"A lot of us used the three of them as an escape when you're homesick," Duke said.
But, as CBS News national correspondent Jeff Glor reports, the dogs did much more than keep him company.
"I firmly believe I wouldn't be here today if it weren't for him," Duke said.
On a February night, a suicide bomber tried to get into Duke's barracks. But the dogs began barking and biting the intruder. The attacker blew himself up before he could kill 50 soldiers inside.
Sasha was severely injured and had to be put down. But Rufus and Target were both nursed back to health. Duke returned home a month later - the dogs had to stay behind.
As another soldier kept an eye on the dogs, Duke wrote a letter to a veterans assistance group called "Hope for the Warriors." In the letter, Duke requested bringing the dogs home to him.
"This was going to mean a lot to him," said Robin Kelleher, President of Hope for the Warriors. "So whatever we needed to do to get this wish done we were going to do that."
Other organizations heard about the story, too. A Facebook page went up, and raised $21,000 in less than 3 months - enough for the dogs to leave Afghanistan.
This week, Rufus and Target finally arrived in the U.S. Today, in Atlanta, they were reunited for the first time with Duke and his wife.
Target will live in Arizona with another soldier, while Rufus will stay with the Dukes.
"To think that I'm going to have him for the rest of my life - it's exciting," Duke said.

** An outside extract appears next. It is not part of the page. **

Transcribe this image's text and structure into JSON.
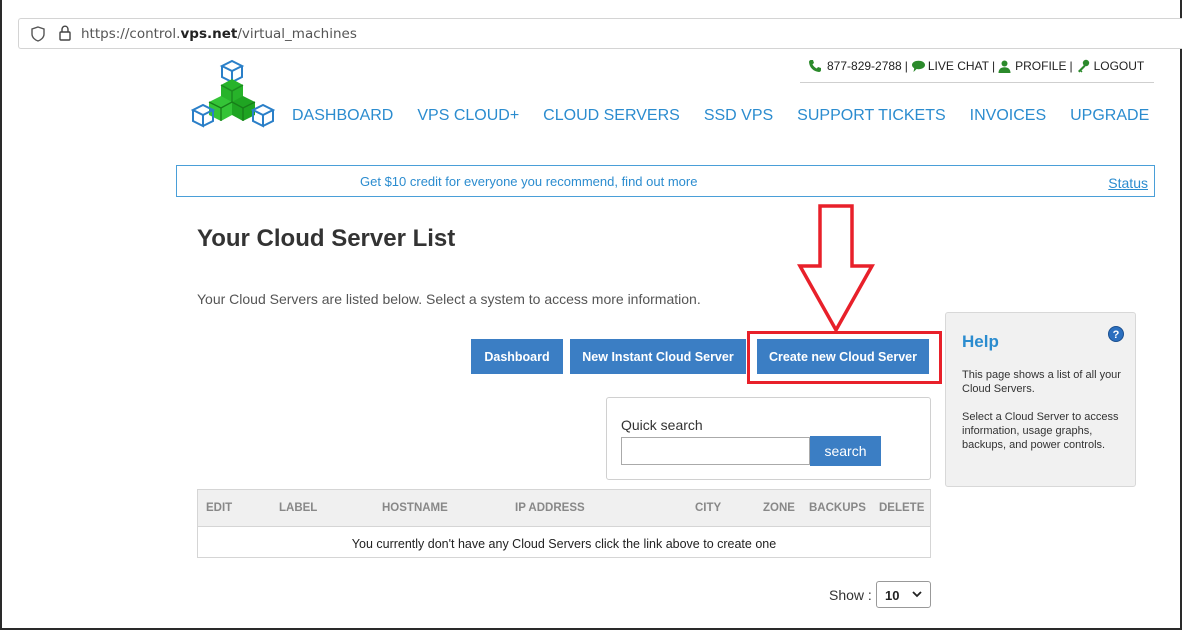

Exciting because he knows he wouldn't be here if it wasn't for the dogs. Now they wouldn't be here if it wasn't for Duke.